**Task to carry out**
Take each line of the records below that contains the string "data" and copy it.
-------------------------
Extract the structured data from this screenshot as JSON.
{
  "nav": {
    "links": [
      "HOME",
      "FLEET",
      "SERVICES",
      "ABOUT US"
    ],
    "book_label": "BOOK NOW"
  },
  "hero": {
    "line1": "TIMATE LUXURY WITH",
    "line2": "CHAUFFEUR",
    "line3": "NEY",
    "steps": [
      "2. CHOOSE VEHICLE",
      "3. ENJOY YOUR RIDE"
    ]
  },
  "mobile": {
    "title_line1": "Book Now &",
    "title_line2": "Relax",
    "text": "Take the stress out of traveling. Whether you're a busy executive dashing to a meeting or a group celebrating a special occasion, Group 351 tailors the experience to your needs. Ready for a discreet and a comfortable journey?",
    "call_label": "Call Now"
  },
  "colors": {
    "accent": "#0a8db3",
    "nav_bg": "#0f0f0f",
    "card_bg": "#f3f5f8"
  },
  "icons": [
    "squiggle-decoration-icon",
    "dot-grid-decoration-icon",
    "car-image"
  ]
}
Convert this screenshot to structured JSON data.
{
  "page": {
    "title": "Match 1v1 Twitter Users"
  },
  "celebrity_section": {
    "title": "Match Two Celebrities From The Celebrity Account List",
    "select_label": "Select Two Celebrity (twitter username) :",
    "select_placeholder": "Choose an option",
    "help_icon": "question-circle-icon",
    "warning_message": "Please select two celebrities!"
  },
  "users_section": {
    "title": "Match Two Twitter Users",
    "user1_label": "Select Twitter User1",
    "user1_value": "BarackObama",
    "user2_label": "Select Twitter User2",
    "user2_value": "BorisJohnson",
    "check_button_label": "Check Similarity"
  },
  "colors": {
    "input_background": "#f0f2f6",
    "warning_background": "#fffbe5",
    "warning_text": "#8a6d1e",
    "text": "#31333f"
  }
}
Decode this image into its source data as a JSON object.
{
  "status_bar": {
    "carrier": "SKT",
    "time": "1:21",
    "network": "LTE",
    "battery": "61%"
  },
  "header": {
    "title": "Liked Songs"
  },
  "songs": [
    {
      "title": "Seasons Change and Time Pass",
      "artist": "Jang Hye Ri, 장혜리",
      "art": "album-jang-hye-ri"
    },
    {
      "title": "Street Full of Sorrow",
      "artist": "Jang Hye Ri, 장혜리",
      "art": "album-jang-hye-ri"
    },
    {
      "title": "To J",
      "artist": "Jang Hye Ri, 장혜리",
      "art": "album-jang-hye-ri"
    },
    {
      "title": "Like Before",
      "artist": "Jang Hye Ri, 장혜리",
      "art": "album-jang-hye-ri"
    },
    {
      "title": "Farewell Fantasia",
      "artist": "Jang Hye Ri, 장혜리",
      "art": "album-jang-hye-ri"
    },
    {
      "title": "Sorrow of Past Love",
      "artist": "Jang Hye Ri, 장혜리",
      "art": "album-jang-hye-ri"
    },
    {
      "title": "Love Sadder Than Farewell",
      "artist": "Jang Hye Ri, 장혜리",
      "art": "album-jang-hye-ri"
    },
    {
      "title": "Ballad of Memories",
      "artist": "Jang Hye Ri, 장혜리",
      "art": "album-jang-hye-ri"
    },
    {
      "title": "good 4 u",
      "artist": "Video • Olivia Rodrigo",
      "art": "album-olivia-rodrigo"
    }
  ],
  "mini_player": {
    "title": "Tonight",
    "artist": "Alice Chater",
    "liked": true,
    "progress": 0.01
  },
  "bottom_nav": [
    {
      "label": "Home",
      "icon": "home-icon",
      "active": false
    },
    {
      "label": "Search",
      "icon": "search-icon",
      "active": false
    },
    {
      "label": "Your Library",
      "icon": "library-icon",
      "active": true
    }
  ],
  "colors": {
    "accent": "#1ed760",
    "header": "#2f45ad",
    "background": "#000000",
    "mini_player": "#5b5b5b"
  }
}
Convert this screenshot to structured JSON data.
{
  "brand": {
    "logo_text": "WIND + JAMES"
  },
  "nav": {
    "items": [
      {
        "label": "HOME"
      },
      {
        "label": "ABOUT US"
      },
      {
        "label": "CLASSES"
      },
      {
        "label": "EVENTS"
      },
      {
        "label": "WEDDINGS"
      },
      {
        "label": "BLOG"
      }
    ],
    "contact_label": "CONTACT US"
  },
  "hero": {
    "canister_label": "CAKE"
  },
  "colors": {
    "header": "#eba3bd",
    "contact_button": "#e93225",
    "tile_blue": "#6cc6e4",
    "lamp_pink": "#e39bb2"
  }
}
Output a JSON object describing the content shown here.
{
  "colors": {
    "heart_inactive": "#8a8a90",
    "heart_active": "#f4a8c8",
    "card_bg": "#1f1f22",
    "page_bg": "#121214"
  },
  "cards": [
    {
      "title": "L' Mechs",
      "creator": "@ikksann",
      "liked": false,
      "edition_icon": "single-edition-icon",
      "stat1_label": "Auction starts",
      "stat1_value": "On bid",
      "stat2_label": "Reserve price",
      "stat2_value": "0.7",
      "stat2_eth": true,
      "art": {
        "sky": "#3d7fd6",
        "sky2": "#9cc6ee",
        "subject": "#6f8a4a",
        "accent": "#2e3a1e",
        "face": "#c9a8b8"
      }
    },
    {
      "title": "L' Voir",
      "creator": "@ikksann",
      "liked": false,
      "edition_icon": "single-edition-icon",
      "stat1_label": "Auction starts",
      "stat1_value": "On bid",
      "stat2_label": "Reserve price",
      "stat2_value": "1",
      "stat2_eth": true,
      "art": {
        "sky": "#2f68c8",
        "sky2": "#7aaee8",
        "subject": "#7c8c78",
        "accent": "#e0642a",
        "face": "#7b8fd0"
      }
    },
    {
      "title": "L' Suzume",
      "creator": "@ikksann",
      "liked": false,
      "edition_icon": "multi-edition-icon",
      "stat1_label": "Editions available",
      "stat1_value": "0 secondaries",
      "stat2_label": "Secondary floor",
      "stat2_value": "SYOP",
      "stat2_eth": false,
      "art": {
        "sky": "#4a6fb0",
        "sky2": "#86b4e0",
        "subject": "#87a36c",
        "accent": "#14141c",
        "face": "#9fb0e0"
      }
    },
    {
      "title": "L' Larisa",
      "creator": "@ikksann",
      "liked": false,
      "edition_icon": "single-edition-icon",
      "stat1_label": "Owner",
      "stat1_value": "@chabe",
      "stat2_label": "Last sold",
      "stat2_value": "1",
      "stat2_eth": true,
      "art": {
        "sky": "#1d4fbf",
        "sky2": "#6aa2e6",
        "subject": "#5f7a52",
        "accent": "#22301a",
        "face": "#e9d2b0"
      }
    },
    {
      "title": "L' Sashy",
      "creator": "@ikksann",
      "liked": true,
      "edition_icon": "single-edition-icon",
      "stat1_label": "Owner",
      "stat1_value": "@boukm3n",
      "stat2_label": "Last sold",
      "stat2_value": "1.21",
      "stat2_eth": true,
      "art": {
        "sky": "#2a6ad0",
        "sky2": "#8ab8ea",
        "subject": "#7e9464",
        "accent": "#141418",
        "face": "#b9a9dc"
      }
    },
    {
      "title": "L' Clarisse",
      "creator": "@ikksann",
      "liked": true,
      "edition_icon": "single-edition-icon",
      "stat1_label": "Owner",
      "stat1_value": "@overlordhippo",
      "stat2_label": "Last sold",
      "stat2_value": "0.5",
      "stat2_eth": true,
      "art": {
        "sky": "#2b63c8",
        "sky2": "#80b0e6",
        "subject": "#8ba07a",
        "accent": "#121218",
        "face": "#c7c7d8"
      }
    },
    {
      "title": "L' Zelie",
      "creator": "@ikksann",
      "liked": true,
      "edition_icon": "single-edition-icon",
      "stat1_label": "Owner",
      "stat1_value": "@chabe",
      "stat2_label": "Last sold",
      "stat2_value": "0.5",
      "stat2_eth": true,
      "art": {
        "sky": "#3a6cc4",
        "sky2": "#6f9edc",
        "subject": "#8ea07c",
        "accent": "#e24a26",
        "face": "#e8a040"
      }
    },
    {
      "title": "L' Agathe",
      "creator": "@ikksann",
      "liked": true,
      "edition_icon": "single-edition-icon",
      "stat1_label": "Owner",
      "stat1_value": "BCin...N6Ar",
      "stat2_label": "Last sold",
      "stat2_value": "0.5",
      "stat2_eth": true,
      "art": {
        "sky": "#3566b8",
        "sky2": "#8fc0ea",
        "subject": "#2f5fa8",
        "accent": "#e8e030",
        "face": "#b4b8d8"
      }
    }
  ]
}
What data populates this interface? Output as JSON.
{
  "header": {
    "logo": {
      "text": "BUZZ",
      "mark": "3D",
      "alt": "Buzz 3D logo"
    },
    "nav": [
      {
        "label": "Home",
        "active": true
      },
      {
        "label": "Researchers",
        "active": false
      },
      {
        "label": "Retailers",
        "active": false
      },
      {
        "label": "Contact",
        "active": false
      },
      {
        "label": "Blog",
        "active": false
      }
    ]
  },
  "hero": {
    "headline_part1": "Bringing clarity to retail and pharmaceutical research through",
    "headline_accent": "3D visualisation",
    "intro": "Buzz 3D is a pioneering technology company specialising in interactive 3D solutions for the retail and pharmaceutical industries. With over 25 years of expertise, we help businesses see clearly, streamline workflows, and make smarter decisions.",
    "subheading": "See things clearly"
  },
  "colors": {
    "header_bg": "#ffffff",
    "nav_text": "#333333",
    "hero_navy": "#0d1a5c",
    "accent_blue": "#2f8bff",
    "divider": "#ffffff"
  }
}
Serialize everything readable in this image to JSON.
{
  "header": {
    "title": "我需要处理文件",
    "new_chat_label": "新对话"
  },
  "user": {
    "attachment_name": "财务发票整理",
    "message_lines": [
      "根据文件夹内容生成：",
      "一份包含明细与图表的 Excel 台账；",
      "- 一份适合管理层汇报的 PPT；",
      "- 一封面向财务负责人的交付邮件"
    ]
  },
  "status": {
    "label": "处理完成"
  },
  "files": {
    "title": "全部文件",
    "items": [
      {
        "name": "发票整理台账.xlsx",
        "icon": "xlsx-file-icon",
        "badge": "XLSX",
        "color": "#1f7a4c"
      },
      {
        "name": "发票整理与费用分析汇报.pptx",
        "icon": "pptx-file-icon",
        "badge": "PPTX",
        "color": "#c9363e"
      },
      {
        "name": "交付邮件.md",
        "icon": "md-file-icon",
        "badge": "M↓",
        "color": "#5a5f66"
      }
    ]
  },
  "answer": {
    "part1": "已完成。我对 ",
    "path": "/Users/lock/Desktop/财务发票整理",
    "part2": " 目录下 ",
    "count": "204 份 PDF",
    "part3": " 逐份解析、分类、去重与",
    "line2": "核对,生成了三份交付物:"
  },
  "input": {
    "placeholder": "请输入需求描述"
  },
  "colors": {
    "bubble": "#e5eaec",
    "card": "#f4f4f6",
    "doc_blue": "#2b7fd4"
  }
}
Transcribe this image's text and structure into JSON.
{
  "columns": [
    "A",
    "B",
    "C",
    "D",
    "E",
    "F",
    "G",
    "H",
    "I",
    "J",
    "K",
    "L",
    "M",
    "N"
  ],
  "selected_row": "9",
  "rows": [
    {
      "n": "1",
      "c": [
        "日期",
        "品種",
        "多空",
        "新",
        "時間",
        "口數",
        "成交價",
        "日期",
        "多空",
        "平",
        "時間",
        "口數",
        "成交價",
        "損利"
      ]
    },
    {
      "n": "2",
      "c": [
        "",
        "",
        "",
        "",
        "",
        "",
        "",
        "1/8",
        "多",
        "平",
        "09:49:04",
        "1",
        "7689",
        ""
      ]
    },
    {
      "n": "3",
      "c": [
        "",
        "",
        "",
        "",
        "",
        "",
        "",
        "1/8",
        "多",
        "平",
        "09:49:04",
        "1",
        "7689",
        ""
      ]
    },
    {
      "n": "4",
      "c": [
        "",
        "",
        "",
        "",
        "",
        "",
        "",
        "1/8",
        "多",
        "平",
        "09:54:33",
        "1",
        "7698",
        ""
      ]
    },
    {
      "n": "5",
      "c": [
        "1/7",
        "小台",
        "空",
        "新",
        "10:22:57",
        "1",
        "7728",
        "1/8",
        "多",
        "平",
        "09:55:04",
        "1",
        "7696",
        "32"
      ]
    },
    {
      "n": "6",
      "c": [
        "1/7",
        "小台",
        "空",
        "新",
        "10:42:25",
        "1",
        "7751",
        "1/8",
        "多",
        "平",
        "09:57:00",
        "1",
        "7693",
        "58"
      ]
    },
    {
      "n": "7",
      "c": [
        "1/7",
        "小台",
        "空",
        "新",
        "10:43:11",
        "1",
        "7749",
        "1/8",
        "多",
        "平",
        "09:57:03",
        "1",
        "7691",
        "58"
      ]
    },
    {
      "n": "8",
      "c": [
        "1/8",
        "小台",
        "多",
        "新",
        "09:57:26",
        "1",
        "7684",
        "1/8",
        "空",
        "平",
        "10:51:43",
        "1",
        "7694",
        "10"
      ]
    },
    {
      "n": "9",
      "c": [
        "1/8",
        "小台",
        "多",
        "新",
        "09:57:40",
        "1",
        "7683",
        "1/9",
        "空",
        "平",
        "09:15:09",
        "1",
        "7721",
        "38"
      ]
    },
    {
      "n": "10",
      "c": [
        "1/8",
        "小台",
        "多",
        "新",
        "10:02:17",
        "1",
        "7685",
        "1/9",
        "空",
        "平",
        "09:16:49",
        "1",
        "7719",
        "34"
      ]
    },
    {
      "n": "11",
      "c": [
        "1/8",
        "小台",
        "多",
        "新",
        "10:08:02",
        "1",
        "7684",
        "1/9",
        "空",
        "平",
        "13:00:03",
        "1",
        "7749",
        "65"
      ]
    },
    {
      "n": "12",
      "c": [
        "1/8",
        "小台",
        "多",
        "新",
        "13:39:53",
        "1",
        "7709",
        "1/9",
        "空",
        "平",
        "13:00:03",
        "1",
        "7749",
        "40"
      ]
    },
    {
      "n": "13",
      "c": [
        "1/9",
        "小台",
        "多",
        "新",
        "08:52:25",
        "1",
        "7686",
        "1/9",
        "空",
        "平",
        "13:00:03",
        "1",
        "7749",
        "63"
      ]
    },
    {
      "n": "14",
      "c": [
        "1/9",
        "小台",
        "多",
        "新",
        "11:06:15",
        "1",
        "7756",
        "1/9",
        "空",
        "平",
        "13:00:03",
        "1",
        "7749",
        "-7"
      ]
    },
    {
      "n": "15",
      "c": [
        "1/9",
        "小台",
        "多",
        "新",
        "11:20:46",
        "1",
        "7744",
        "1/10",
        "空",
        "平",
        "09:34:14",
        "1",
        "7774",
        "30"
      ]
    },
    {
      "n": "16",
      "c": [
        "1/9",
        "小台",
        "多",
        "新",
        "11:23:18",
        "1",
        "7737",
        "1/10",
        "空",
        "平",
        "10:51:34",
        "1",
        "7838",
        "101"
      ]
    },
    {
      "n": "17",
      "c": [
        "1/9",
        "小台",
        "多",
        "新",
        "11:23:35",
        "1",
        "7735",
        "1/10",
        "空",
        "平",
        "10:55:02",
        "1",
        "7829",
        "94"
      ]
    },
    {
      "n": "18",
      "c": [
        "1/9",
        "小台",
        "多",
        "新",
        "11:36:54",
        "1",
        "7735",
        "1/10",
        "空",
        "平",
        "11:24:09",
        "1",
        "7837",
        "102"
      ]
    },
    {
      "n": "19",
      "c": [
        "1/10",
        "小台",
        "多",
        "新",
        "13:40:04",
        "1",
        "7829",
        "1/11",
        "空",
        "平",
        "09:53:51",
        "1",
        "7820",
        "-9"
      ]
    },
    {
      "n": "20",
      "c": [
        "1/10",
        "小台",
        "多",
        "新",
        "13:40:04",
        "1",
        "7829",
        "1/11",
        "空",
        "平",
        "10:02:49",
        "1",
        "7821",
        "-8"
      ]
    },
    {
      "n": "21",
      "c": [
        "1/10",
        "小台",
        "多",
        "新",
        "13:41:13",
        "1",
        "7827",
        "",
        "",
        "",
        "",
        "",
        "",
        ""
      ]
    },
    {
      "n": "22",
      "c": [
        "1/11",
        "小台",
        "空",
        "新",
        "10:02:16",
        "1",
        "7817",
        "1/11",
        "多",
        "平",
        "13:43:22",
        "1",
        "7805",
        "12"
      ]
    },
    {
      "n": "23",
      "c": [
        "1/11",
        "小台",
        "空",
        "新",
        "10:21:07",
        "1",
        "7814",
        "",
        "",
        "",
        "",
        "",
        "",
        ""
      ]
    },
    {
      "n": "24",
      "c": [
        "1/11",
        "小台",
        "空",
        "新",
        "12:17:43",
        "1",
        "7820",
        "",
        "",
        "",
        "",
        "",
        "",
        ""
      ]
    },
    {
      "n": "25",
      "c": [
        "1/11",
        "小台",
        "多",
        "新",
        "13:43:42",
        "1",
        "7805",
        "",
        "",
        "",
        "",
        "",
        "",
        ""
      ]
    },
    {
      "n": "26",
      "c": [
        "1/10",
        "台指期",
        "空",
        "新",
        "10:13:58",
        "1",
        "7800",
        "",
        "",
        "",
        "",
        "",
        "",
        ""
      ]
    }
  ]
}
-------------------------
**Exercise result**
Extract the structured data from this screenshot as JSON.
Convert this screenshot to structured JSON data.
Decode this image into its source data as a JSON object.
Convert this screenshot to structured JSON data.
What data populates this interface? Output as JSON.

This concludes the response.